The God of the Bible chose to be different and to live a different narrative with the world. God created all that is out of God’s great love (aka grace) and created humans so that they might learn to love God in return. Those humans that spend time listening to God become transformed by that relationship into persons of great holiness and wisdom. In our scriptures for today, the faces of Moses and Jesus change and radiate the glory of God. Jesus’ clothing begins to glow as well as he is transfigured – transformed into the Messiah in front of Peter, James and John. It would be reasonable to believe that both Moses and Jesus would want to stay in this close contact with God and continue to receive the blessings of such an encounter. Yet both knew that they had work to do in the world and that staying on the mountain top was not an option.
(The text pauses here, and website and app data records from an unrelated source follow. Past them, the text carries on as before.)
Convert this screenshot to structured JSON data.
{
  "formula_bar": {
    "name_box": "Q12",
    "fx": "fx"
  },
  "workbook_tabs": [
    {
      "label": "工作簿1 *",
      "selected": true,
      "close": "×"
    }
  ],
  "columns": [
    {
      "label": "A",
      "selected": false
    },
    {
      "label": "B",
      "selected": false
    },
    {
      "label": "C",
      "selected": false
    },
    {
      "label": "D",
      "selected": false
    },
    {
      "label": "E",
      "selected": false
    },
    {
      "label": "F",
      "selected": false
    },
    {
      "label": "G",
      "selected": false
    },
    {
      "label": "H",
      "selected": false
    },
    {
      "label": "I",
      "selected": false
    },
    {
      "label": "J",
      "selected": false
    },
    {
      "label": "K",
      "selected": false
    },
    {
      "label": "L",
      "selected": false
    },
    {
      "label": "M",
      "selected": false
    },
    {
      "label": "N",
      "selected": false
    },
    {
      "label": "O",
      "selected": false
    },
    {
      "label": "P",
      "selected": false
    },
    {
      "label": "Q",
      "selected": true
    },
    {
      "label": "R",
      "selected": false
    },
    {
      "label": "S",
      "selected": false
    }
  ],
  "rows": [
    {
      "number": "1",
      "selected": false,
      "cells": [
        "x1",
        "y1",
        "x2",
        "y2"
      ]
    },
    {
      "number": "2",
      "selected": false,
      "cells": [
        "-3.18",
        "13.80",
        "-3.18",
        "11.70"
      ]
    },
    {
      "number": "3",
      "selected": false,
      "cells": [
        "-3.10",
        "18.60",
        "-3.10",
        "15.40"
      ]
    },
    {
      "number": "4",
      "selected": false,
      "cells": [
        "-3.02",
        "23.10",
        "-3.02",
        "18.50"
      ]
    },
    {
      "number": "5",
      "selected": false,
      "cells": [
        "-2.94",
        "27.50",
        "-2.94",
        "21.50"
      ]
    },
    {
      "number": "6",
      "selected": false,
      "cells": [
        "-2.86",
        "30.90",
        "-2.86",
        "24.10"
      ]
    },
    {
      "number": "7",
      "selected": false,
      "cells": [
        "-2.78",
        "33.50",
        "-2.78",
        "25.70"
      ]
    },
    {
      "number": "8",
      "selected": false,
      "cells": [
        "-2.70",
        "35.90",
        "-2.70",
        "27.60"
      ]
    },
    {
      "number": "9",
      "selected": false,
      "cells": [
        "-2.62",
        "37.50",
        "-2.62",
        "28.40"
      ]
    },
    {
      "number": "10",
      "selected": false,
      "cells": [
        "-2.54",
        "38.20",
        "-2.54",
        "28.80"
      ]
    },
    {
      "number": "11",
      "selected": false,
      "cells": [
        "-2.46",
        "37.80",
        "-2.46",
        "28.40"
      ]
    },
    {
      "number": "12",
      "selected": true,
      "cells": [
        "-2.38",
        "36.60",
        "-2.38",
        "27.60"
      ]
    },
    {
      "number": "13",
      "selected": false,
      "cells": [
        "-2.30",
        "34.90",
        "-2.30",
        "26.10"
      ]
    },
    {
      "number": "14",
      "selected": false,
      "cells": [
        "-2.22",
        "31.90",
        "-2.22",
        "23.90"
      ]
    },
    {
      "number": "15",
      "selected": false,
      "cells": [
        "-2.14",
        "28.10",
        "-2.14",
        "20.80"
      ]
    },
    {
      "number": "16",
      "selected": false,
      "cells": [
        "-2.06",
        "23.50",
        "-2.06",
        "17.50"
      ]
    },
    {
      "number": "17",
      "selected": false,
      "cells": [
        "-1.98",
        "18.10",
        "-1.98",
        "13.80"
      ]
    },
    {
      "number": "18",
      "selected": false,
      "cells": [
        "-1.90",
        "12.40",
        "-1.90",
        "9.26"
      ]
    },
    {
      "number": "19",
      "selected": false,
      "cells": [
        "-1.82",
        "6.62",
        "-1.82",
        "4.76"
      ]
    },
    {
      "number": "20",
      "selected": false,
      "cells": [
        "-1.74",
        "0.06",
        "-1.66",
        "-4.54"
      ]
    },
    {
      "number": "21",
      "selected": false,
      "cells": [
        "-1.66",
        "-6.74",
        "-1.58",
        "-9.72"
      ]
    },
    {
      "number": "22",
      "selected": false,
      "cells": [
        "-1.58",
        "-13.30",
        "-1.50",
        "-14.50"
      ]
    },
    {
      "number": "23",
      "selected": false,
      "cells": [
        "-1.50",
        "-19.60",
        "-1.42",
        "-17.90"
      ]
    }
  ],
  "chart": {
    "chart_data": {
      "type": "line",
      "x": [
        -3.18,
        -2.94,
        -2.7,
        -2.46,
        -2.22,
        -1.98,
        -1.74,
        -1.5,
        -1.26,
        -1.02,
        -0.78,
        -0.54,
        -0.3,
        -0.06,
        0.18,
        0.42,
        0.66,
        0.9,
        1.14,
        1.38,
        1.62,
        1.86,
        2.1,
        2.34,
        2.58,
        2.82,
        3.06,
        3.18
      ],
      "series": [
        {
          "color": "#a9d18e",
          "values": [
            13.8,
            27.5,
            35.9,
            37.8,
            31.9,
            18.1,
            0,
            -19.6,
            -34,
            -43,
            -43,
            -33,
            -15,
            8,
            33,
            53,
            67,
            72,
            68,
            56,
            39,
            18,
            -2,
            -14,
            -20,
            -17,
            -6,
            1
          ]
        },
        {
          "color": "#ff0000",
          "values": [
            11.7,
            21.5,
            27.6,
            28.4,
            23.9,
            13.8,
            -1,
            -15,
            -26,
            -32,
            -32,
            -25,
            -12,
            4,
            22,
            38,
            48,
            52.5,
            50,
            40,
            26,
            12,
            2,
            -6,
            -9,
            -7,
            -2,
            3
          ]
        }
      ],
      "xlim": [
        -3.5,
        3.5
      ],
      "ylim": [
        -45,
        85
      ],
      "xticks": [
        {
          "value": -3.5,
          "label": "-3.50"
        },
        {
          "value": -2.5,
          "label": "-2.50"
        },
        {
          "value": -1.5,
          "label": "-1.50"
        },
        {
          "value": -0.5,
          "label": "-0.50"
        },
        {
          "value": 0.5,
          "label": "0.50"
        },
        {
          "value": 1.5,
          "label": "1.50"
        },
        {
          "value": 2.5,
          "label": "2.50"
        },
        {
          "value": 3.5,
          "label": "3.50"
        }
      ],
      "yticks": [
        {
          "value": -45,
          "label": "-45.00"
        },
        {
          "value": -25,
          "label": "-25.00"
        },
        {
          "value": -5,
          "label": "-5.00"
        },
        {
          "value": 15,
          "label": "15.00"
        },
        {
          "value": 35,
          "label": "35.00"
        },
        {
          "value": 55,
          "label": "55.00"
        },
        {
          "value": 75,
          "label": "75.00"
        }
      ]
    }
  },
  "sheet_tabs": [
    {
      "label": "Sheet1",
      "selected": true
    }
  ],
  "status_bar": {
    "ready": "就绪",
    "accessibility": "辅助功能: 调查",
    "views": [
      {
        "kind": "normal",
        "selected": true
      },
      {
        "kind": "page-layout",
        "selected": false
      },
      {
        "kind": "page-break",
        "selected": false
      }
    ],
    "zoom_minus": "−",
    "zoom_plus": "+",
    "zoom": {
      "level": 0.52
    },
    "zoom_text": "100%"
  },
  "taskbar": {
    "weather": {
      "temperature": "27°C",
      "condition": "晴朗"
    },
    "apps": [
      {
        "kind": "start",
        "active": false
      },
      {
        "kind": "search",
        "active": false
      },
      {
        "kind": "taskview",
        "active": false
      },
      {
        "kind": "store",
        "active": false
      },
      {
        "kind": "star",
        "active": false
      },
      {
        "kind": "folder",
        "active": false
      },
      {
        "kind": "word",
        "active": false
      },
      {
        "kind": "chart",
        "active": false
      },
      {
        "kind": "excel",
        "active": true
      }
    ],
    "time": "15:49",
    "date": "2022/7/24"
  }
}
The relationship that both developed with God is available to us. This is what the Apostle Paul is telling the believers in Corinth. Later in the fourth chapter Paul writes, “…For it is the God who said, ‘Let light shine out of darkness,’ who has shone in our hearts to give the light of the knowledge of the glory of God in the face of Jesus Christ. But we have this treasure in clay jars, so that it may be made clear that this extraordinary power belongs to God and does not come from us. We are afflicted in every way, but not crushed; perplexed, but not driven to despair; persecuted, but not forsaken; struck down, but not destroyed; always carrying in the body the death of Jesus, so that the life of Jesus may also be made visible in our bodies….”
God, Jesus and the Holy Spirit are absolutely awesome, transcendent and holy, but they are also immanent and available to us through our devotion to prayer, biblical study, worship, sharing in Holy Communion, and by actively engaging with what we hear. In response to Peter’s plan, God told Peter to listen to Jesus – and that’s what God is saying to our plans as well! God didn’t intend for Jesus to be made into an idol on a mountain top in ancient Palestine. God said emphatically to Peter and to all of us that the reason God became human in Jesus was to be in relationship with us, so that we might finally listen to what God had been trying to say throughout the Bible. That message is that God wants us to experience the glory of living in the kingdom of God while we are alive. We can do that by listening to Jesus and living our lives such that “the life of Jesus may also be made visible in our bodies”. I am convinced that if we listen to the Christ and follow what we hear, we will all glow with the glory of God. That transformation will result in us putting away our irrelevant squabbles about biblical interpretation and taking on working toward the glory of the kingdom of God here on earth. Brothers and sisters in Christ…we have a lot of work to do. Amen!!